### WHAT IS NEEDED
Reprint all records below exactly. No images.

[Records excerpted from a collection]
<<<<
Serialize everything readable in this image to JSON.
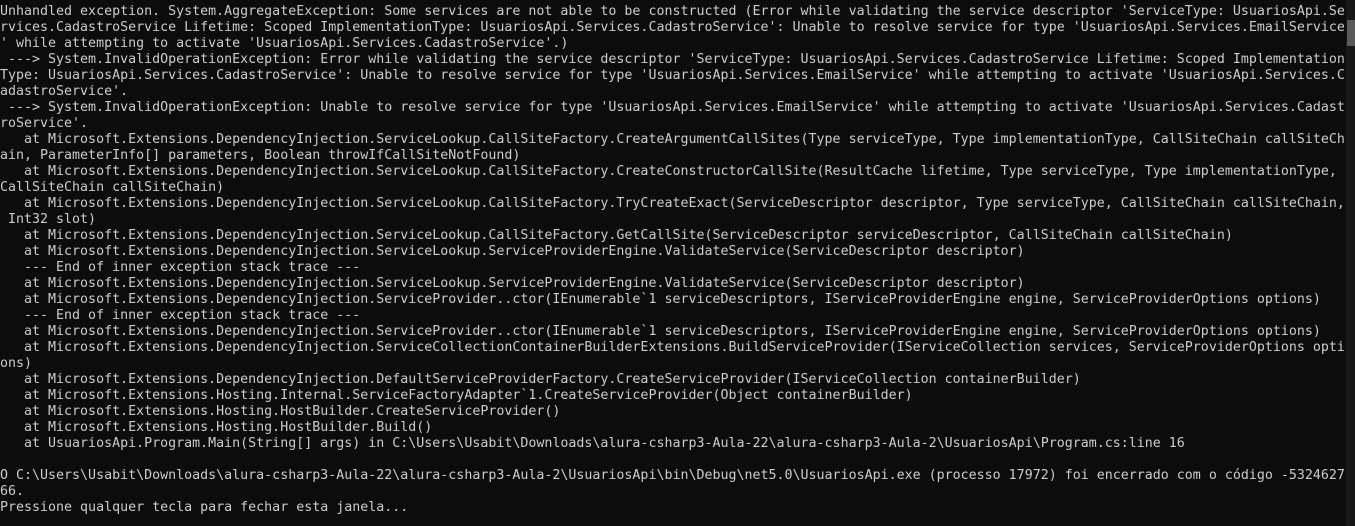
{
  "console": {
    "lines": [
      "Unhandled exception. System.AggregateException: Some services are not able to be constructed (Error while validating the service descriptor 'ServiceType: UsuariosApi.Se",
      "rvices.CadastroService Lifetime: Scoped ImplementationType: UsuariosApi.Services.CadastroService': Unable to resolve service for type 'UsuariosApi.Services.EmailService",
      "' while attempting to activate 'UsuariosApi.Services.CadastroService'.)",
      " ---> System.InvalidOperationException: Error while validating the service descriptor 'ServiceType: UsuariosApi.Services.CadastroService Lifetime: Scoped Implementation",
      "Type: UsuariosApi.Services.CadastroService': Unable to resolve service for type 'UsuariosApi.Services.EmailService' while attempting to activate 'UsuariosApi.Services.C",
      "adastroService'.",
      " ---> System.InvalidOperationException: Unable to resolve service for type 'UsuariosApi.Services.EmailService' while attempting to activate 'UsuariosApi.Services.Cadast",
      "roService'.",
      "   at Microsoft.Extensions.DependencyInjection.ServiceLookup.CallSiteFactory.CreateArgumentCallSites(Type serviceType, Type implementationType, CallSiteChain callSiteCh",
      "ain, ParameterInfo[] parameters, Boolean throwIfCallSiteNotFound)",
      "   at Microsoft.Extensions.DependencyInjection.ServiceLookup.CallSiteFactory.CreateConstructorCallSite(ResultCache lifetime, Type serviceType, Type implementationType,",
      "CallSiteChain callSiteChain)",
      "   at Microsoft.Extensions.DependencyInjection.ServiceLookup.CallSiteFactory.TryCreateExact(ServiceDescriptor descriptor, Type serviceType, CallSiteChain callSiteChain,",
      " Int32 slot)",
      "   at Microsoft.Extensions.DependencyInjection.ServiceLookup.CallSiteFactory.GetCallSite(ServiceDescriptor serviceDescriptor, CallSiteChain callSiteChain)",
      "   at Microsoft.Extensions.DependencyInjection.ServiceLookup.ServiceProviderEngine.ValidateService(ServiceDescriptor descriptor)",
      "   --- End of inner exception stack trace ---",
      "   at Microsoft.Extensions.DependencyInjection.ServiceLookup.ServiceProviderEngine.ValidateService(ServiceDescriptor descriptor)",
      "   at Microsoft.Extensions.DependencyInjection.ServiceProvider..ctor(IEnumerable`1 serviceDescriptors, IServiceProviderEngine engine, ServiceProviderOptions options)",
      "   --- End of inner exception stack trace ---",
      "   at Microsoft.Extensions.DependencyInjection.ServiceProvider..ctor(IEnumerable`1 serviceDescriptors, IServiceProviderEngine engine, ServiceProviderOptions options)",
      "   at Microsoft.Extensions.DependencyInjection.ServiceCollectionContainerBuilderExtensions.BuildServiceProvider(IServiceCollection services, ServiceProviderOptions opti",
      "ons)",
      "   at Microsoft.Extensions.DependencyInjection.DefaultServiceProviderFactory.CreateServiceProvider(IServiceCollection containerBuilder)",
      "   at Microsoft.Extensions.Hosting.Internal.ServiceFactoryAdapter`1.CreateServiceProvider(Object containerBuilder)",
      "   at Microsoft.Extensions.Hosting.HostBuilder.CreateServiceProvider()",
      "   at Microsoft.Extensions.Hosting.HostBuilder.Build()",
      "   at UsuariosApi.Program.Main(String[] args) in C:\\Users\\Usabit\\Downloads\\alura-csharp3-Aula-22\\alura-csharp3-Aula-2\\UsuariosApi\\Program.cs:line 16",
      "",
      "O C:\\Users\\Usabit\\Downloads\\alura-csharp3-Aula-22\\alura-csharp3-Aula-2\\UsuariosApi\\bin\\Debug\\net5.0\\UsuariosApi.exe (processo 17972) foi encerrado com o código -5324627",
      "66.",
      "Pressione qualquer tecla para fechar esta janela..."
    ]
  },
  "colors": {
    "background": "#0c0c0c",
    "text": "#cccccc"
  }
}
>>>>
### RESULT OF THIS TASK
Serialize everything readable in this image to JSON.
{
  "console": {
    "lines": [
      "Unhandled exception. System.AggregateException: Some services are not able to be constructed (Error while validating the service descriptor 'ServiceType: UsuariosApi.Se",
      "rvices.CadastroService Lifetime: Scoped ImplementationType: UsuariosApi.Services.CadastroService': Unable to resolve service for type 'UsuariosApi.Services.EmailService",
      "' while attempting to activate 'UsuariosApi.Services.CadastroService'.)",
      " ---> System.InvalidOperationException: Error while validating the service descriptor 'ServiceType: UsuariosApi.Services.CadastroService Lifetime: Scoped Implementation",
      "Type: UsuariosApi.Services.CadastroService': Unable to resolve service for type 'UsuariosApi.Services.EmailService' while attempting to activate 'UsuariosApi.Services.C",
      "adastroService'.",
      " ---> System.InvalidOperationException: Unable to resolve service for type 'UsuariosApi.Services.EmailService' while attempting to activate 'UsuariosApi.Services.Cadast",
      "roService'.",
      "   at Microsoft.Extensions.DependencyInjection.ServiceLookup.CallSiteFactory.CreateArgumentCallSites(Type serviceType, Type implementationType, CallSiteChain callSiteCh",
      "ain, ParameterInfo[] parameters, Boolean throwIfCallSiteNotFound)",
      "   at Microsoft.Extensions.DependencyInjection.ServiceLookup.CallSiteFactory.CreateConstructorCallSite(ResultCache lifetime, Type serviceType, Type implementationType,",
      "CallSiteChain callSiteChain)",
      "   at Microsoft.Extensions.DependencyInjection.ServiceLookup.CallSiteFactory.TryCreateExact(ServiceDescriptor descriptor, Type serviceType, CallSiteChain callSiteChain,",
      " Int32 slot)",
      "   at Microsoft.Extensions.DependencyInjection.ServiceLookup.CallSiteFactory.GetCallSite(ServiceDescriptor serviceDescriptor, CallSiteChain callSiteChain)",
      "   at Microsoft.Extensions.DependencyInjection.ServiceLookup.ServiceProviderEngine.ValidateService(ServiceDescriptor descriptor)",
      "   --- End of inner exception stack trace ---",
      "   at Microsoft.Extensions.DependencyInjection.ServiceLookup.ServiceProviderEngine.ValidateService(ServiceDescriptor descriptor)",
      "   at Microsoft.Extensions.DependencyInjection.ServiceProvider..ctor(IEnumerable`1 serviceDescriptors, IServiceProviderEngine engine, ServiceProviderOptions options)",
      "   --- End of inner exception stack trace ---",
      "   at Microsoft.Extensions.DependencyInjection.ServiceProvider..ctor(IEnumerable`1 serviceDescriptors, IServiceProviderEngine engine, ServiceProviderOptions options)",
      "   at Microsoft.Extensions.DependencyInjection.ServiceCollectionContainerBuilderExtensions.BuildServiceProvider(IServiceCollection services, ServiceProviderOptions opti",
      "ons)",
      "   at Microsoft.Extensions.DependencyInjection.DefaultServiceProviderFactory.CreateServiceProvider(IServiceCollection containerBuilder)",
      "   at Microsoft.Extensions.Hosting.Internal.ServiceFactoryAdapter`1.CreateServiceProvider(Object containerBuilder)",
      "   at Microsoft.Extensions.Hosting.HostBuilder.CreateServiceProvider()",
      "   at Microsoft.Extensions.Hosting.HostBuilder.Build()",
      "   at UsuariosApi.Program.Main(String[] args) in C:\\Users\\Usabit\\Downloads\\alura-csharp3-Aula-22\\alura-csharp3-Aula-2\\UsuariosApi\\Program.cs:line 16",
      "",
      "O C:\\Users\\Usabit\\Downloads\\alura-csharp3-Aula-22\\alura-csharp3-Aula-2\\UsuariosApi\\bin\\Debug\\net5.0\\UsuariosApi.exe (processo 17972) foi encerrado com o código -5324627",
      "66.",
      "Pressione qualquer tecla para fechar esta janela..."
    ]
  },
  "colors": {
    "background": "#0c0c0c",
    "text": "#cccccc"
  }
}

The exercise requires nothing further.